Hawaii is unlike most other states in that you can’t refer to citizens of Hawaii as “Hawaiians.” It’s simply incorrect. For example, you could call an individual from Nevada a “Nevadan” and that would be correct. However, that’s because a “Nevadan” isn’t representative of an ethnicity. The term “Hawaiian” though refers to the indigenous group of native Hawaiians. So, those who have moved to Hawaii in recent decades that aren’t part of the indigenous group living there, couldn’t correctly refer to themselves as a “Hawaiian.” Do you see the difference? The term “Hawaiian” has recently become politically charged because of the new movement to re-establish ancient Hawaiian traditions and practices such as reviving the language.
Hawaii embraces racial integration throughout the islands. For example, you’ll notice that minorities aren’t minorities in Hawaii. They’re majorities. We have a huge population of Asian, Korean, Chinese, Japanese, Filipino, Pacific Islander, Samoan, and Hawaiian ethnicities throughout the state. In fact, caucasians are part of the minority group in Hawaii. You’ll also see racially integrated couples, with a beautiful mix of cultures and ethnicities in the process. A lot of people have named Hawaii to be a “melting pot” because of all the cultures we have floating throughout the islands. This integration has had an influence on the food, attitudes, practices and recreational lifestyle here. For example, we have a plethora of Asianic restaurants available.

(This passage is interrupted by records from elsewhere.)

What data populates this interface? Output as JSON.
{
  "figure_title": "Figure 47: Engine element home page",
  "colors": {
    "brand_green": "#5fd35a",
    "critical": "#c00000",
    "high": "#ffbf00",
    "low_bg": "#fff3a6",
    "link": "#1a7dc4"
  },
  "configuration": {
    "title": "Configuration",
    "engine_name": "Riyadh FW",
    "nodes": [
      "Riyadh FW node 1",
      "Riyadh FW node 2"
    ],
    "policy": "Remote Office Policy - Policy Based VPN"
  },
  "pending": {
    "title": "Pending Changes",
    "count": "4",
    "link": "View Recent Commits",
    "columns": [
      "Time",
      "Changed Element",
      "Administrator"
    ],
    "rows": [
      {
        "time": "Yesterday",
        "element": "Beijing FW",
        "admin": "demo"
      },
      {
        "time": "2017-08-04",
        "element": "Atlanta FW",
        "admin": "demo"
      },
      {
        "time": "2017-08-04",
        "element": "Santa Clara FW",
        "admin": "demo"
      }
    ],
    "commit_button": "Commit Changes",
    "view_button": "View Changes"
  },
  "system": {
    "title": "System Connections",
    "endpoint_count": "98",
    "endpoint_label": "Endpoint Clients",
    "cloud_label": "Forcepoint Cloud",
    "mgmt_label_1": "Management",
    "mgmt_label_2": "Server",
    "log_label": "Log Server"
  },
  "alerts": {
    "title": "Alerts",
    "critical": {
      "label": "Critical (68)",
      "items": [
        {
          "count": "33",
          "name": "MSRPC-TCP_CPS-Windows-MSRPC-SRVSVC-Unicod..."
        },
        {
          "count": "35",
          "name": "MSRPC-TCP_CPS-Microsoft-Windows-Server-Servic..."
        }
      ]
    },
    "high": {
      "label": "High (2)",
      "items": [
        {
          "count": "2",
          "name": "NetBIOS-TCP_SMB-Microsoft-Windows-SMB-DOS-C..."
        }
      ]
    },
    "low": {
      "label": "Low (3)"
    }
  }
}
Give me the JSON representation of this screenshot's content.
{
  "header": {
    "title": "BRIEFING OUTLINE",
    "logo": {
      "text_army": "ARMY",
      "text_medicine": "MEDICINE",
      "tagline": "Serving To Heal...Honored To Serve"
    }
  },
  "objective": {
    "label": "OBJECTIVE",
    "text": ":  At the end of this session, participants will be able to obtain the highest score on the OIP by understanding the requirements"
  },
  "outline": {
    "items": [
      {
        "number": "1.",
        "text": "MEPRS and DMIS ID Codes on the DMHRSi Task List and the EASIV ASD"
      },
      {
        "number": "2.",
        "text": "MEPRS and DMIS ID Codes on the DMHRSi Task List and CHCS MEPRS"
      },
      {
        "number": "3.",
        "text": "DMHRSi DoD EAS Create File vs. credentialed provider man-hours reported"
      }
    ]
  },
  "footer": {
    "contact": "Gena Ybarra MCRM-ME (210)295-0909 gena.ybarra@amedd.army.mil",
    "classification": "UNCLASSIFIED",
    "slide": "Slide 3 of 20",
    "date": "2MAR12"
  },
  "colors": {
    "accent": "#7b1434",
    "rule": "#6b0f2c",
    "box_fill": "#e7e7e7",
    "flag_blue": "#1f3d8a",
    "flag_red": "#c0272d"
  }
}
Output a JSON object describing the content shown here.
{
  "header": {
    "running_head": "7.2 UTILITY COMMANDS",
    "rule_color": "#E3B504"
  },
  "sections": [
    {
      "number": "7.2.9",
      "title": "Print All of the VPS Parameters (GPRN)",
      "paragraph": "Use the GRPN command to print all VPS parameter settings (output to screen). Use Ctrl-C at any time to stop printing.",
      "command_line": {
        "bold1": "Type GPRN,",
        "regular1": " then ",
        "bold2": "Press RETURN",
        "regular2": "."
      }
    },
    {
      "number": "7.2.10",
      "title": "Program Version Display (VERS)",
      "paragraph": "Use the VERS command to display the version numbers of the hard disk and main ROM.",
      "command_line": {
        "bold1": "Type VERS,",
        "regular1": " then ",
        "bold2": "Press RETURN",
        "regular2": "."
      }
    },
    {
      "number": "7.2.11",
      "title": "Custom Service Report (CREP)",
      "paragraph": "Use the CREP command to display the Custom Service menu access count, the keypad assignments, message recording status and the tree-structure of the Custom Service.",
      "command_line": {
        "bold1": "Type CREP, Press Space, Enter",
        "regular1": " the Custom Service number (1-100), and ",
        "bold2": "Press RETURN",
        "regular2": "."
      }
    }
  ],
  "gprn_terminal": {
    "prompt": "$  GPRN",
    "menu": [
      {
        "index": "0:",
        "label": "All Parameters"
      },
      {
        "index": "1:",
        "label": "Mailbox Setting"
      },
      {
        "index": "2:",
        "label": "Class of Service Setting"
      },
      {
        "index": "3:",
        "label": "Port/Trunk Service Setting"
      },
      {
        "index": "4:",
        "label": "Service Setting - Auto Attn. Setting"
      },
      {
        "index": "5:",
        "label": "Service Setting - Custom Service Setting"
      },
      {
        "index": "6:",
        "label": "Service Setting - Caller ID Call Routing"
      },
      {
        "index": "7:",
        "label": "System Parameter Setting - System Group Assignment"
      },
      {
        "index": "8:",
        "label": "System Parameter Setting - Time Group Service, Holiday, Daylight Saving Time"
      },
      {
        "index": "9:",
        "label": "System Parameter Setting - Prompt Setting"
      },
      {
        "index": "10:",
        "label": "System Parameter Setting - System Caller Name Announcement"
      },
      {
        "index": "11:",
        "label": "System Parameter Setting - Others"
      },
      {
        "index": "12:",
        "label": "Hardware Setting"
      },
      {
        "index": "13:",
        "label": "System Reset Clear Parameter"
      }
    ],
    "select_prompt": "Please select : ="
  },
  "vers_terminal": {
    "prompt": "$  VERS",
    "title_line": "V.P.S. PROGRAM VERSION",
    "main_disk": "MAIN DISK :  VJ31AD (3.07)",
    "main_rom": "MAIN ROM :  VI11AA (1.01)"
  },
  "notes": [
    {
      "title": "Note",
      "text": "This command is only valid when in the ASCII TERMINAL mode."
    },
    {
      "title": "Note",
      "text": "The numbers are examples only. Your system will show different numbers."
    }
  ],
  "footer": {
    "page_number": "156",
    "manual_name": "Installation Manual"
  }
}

With this racial integration comes cultural diversity. Diversity welcomes language, foods, businesses, and practices. For example, many practice martial arts in the islands. That’s a practice from the Asian areas of the world. It’s not native to the islands. We also welcome several Japanese and Chinese foods such as gyoza and chicken katsu, which are pretty popular plates here. Several family-owned restaurants rooted in years of generations is one of the many examples of cultural diversity here. You’ll see the diversity at high school graduations, too. People shower the graduates with hundreds of leis – each one representing a different kind of culture that student experienced in their life. People make really intricate leis with money, candy, flowers, sometimes even macaroni! Leis can be representative of an ethnicity.
Hawaiian culture is beautifully practiced here in the islands. There’s Hawaiian culture in the food, hula, entertainment, language, street names, subdivisions and politics. Our state capitol building is built in the shape of a volcano! And our streets are all Hawaiian names! The Hawaiian culture is very obviously visible throughout the state. In fact, you’ll see the word “mahalo” on all our trash cans. The term means thank you, because thank you for throwing away your trash! Hula is a commonly practiced dance here. I did hula as a young girl. Hula can also be very competitive between dancing groups, or better known as halau. The Merrie Monarch Festival is an annual hula dancing competition that lasts for three days in which halaus compete for different categories. About 23 halau competed in the 2017 festival. Individuals can also enter for the title of “Miss Aloha Hula,” a prestigious title for those pursuing a career in hula dancing.
Beautiful men and women
People are tan, healthy and happy here in the islands. Everyone’s beautifully radiant because there’s so much humidity in the air here that it constantly moisturizes your hair and skin. The typical “bombshell blonde” isn’t the ideal beauty image here in the islands. Curves and long brown hair in petite styles are more popular here. People are always sun kissed and men wear board shorts on a daily basis.